Sunday, January 10th, 2010
Seems like it’s often in the cold of January when folks are busy resolutioning and starting with clean slates that I pull a couple of old CD backups off the shelf and ask myself “okay, how screwed am I now?”
Because things change. Operating systems change. Applications grow and evolve and the newest version of, say Adobe After Effects will not read files created by the oldest version. (This is even true of the 20 year old Adobe Photoshop, yet they’ve done a better job of most of perpetuating their file format. And some folks say that’s one of their biggest problems.)
I think this year it’s because I was reading a book I picked up on Borders’ discount table for $3.99 by computer journalist Steven Levy, called The Perfect Thing—about the development and launch—right after 9/11—of the iPod, a device that changed (say it with me): everything. (Later, I found Levy’s book for 50 cents at Amazon, but that’s neither here or there.)
So I went from iPod nostalgia—where I took out our old first-gen iPod and powered it up and verified that yep, it still plays songs and the screen still had Chicago type—to watching a couple of old Steve Jobs product introductions (“behold, the tangerine iBook!“) to looking pensively at an old After Effects 3.1 project file from 1997 (hey, not so long ago) and wondering if it would work in nice, shiny, After Effects CS4 on my nice shiny Intel iMac running Shiny..er, Snowy Leopard.
Um, no, it would not. However, the error dialog sensibly and helpfully suggested that maybe I could save it in a version of AE that was later than AE 3.1 and earlier than the current one.
Turns out, the ideal middleman for that is After Effects 6.5 and because, yeah, I have a drawer full of old Adobe disks, I could install it…except, hm, there’s no way it’ll run on Snow Leopard on an Intel machine. And certainly not one running full 64 bit.

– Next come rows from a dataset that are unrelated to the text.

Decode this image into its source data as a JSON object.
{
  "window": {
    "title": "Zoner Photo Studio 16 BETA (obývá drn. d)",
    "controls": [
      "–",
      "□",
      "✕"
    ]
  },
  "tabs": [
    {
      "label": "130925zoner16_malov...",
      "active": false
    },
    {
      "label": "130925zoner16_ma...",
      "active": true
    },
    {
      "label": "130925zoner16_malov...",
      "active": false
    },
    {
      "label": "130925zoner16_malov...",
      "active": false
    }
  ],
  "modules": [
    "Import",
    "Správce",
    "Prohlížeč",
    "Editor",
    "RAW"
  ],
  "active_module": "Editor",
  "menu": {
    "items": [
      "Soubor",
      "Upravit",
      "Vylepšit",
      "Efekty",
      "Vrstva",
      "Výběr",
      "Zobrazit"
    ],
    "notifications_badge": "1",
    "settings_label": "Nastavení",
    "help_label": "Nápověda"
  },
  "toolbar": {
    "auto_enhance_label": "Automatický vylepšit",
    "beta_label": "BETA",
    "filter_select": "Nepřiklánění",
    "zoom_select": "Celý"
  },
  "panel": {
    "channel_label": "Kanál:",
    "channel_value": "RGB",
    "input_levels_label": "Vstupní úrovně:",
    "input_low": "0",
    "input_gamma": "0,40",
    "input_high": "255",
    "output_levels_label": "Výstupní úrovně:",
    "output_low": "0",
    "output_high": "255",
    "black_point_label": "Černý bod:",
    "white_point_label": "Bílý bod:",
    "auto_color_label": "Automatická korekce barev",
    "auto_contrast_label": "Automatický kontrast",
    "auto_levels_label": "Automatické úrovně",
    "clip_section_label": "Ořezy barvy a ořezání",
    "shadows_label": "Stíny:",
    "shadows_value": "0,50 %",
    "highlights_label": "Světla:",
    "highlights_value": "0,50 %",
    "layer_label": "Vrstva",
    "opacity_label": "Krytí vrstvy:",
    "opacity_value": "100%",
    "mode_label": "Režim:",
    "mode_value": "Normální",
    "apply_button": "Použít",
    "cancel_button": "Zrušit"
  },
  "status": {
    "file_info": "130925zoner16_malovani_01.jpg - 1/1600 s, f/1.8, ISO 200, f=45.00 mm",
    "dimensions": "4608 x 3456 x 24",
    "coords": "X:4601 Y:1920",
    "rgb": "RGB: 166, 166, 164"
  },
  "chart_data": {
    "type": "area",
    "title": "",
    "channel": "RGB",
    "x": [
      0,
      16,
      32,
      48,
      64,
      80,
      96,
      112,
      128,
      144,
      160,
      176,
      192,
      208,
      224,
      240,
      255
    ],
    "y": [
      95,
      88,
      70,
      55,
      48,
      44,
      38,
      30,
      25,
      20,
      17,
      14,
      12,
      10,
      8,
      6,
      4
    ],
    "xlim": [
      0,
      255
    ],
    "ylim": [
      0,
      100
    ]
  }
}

Well, okay, I need a PowerPC machine running Tiger (Mac OS 10.4). Fortunately, my sister-in-law’s Titanium laptop was recently retired and sits here awaiting a good retirement-home (one where it can be babied and always plugged in)…and sure enough, AE 6.5 installs and runs on that system like a champ, and I was able to open and save the project file and send it over to my modern iMac and ta-da! It opened in After Effects CS4.

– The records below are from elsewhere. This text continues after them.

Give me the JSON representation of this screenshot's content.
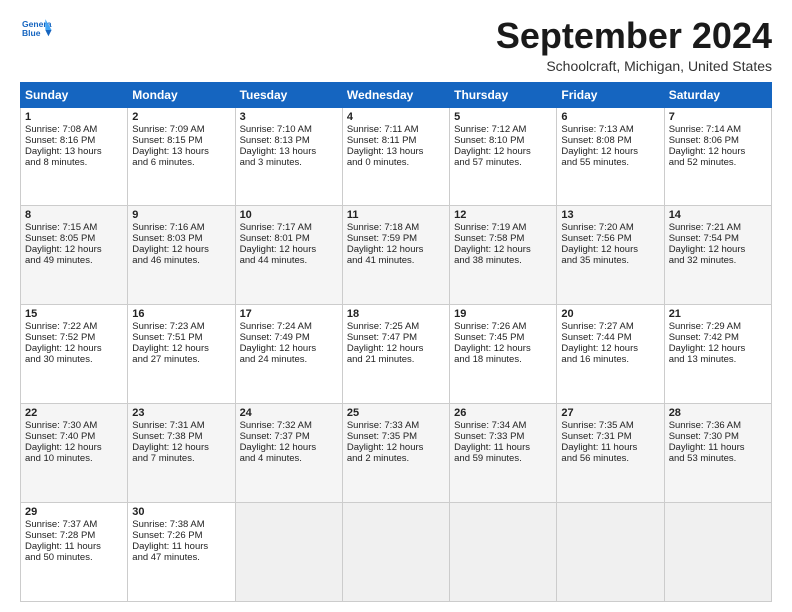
{
  "logo": {
    "line1": "General",
    "line2": "Blue"
  },
  "title": "September 2024",
  "location": "Schoolcraft, Michigan, United States",
  "days_header": [
    "Sunday",
    "Monday",
    "Tuesday",
    "Wednesday",
    "Thursday",
    "Friday",
    "Saturday"
  ],
  "weeks": [
    [
      {
        "day": "1",
        "lines": [
          "Sunrise: 7:08 AM",
          "Sunset: 8:16 PM",
          "Daylight: 13 hours",
          "and 8 minutes."
        ]
      },
      {
        "day": "2",
        "lines": [
          "Sunrise: 7:09 AM",
          "Sunset: 8:15 PM",
          "Daylight: 13 hours",
          "and 6 minutes."
        ]
      },
      {
        "day": "3",
        "lines": [
          "Sunrise: 7:10 AM",
          "Sunset: 8:13 PM",
          "Daylight: 13 hours",
          "and 3 minutes."
        ]
      },
      {
        "day": "4",
        "lines": [
          "Sunrise: 7:11 AM",
          "Sunset: 8:11 PM",
          "Daylight: 13 hours",
          "and 0 minutes."
        ]
      },
      {
        "day": "5",
        "lines": [
          "Sunrise: 7:12 AM",
          "Sunset: 8:10 PM",
          "Daylight: 12 hours",
          "and 57 minutes."
        ]
      },
      {
        "day": "6",
        "lines": [
          "Sunrise: 7:13 AM",
          "Sunset: 8:08 PM",
          "Daylight: 12 hours",
          "and 55 minutes."
        ]
      },
      {
        "day": "7",
        "lines": [
          "Sunrise: 7:14 AM",
          "Sunset: 8:06 PM",
          "Daylight: 12 hours",
          "and 52 minutes."
        ]
      }
    ],
    [
      {
        "day": "8",
        "lines": [
          "Sunrise: 7:15 AM",
          "Sunset: 8:05 PM",
          "Daylight: 12 hours",
          "and 49 minutes."
        ]
      },
      {
        "day": "9",
        "lines": [
          "Sunrise: 7:16 AM",
          "Sunset: 8:03 PM",
          "Daylight: 12 hours",
          "and 46 minutes."
        ]
      },
      {
        "day": "10",
        "lines": [
          "Sunrise: 7:17 AM",
          "Sunset: 8:01 PM",
          "Daylight: 12 hours",
          "and 44 minutes."
        ]
      },
      {
        "day": "11",
        "lines": [
          "Sunrise: 7:18 AM",
          "Sunset: 7:59 PM",
          "Daylight: 12 hours",
          "and 41 minutes."
        ]
      },
      {
        "day": "12",
        "lines": [
          "Sunrise: 7:19 AM",
          "Sunset: 7:58 PM",
          "Daylight: 12 hours",
          "and 38 minutes."
        ]
      },
      {
        "day": "13",
        "lines": [
          "Sunrise: 7:20 AM",
          "Sunset: 7:56 PM",
          "Daylight: 12 hours",
          "and 35 minutes."
        ]
      },
      {
        "day": "14",
        "lines": [
          "Sunrise: 7:21 AM",
          "Sunset: 7:54 PM",
          "Daylight: 12 hours",
          "and 32 minutes."
        ]
      }
    ],
    [
      {
        "day": "15",
        "lines": [
          "Sunrise: 7:22 AM",
          "Sunset: 7:52 PM",
          "Daylight: 12 hours",
          "and 30 minutes."
        ]
      },
      {
        "day": "16",
        "lines": [
          "Sunrise: 7:23 AM",
          "Sunset: 7:51 PM",
          "Daylight: 12 hours",
          "and 27 minutes."
        ]
      },
      {
        "day": "17",
        "lines": [
          "Sunrise: 7:24 AM",
          "Sunset: 7:49 PM",
          "Daylight: 12 hours",
          "and 24 minutes."
        ]
      },
      {
        "day": "18",
        "lines": [
          "Sunrise: 7:25 AM",
          "Sunset: 7:47 PM",
          "Daylight: 12 hours",
          "and 21 minutes."
        ]
      },
      {
        "day": "19",
        "lines": [
          "Sunrise: 7:26 AM",
          "Sunset: 7:45 PM",
          "Daylight: 12 hours",
          "and 18 minutes."
        ]
      },
      {
        "day": "20",
        "lines": [
          "Sunrise: 7:27 AM",
          "Sunset: 7:44 PM",
          "Daylight: 12 hours",
          "and 16 minutes."
        ]
      },
      {
        "day": "21",
        "lines": [
          "Sunrise: 7:29 AM",
          "Sunset: 7:42 PM",
          "Daylight: 12 hours",
          "and 13 minutes."
        ]
      }
    ],
    [
      {
        "day": "22",
        "lines": [
          "Sunrise: 7:30 AM",
          "Sunset: 7:40 PM",
          "Daylight: 12 hours",
          "and 10 minutes."
        ]
      },
      {
        "day": "23",
        "lines": [
          "Sunrise: 7:31 AM",
          "Sunset: 7:38 PM",
          "Daylight: 12 hours",
          "and 7 minutes."
        ]
      },
      {
        "day": "24",
        "lines": [
          "Sunrise: 7:32 AM",
          "Sunset: 7:37 PM",
          "Daylight: 12 hours",
          "and 4 minutes."
        ]
      },
      {
        "day": "25",
        "lines": [
          "Sunrise: 7:33 AM",
          "Sunset: 7:35 PM",
          "Daylight: 12 hours",
          "and 2 minutes."
        ]
      },
      {
        "day": "26",
        "lines": [
          "Sunrise: 7:34 AM",
          "Sunset: 7:33 PM",
          "Daylight: 11 hours",
          "and 59 minutes."
        ]
      },
      {
        "day": "27",
        "lines": [
          "Sunrise: 7:35 AM",
          "Sunset: 7:31 PM",
          "Daylight: 11 hours",
          "and 56 minutes."
        ]
      },
      {
        "day": "28",
        "lines": [
          "Sunrise: 7:36 AM",
          "Sunset: 7:30 PM",
          "Daylight: 11 hours",
          "and 53 minutes."
        ]
      }
    ],
    [
      {
        "day": "29",
        "lines": [
          "Sunrise: 7:37 AM",
          "Sunset: 7:28 PM",
          "Daylight: 11 hours",
          "and 50 minutes."
        ]
      },
      {
        "day": "30",
        "lines": [
          "Sunrise: 7:38 AM",
          "Sunset: 7:26 PM",
          "Daylight: 11 hours",
          "and 47 minutes."
        ]
      },
      null,
      null,
      null,
      null,
      null
    ]
  ]
}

Except most of the footage was missing (okay, I could find much of it on other CD backups) and some of that footage used an obsolete Quicktime codec that only runs on old PowerPC machines running 10.4 Tiger or so and…well…short story, the Titanium was able to transcode that video, one clip at a time, into the modern Apple ProRes codec that I would have killed to have worked with back in 1997.
And then there was a 3D move for which I had the Electric Image project file, and because the version of Electric Image (a 3d rendering program from the dawn of computer time) I have is indeed ancient and yet still runs (in Rosetta) even on Snow Leopard (!!) I was able to open up the project file and rerender the 3d move in what seems like a tiny fraction of the original time.
And so finally, there was my project, right exactly where I left it back in 1997, down to the last kerned character and reflected highlight, running on a modern 64 bit machine.
Moral: keep a PowerPC Mac alive—if on life support—running 10.4. Well, that’s not the only way to have done it, but it’s certainly one path to backward compatibility. And why is backward compatibility at all important? (I mean, it’s not like Time Warner’s gonna call me up now and say we need you to do that Bay News 9 project again. For one thing, they don’t even own Bay News 9 anymore.)
So why go to this Rube Goldbergian trouble? I guess I just think there’s something sacred about hitting ‘save’ on a project or on image and any sort of computer file and having the confidence that 15 or 20 years later, I can still read that file. Or I can go through some process to rehydrate it and breathe life into it. It seems important. And, it seems, it’s not a process that happens easily unless you stay on top of what is compatible with what—which certainly can be a full-time job.
Otherwise, what does ‘save’ mean, exactly?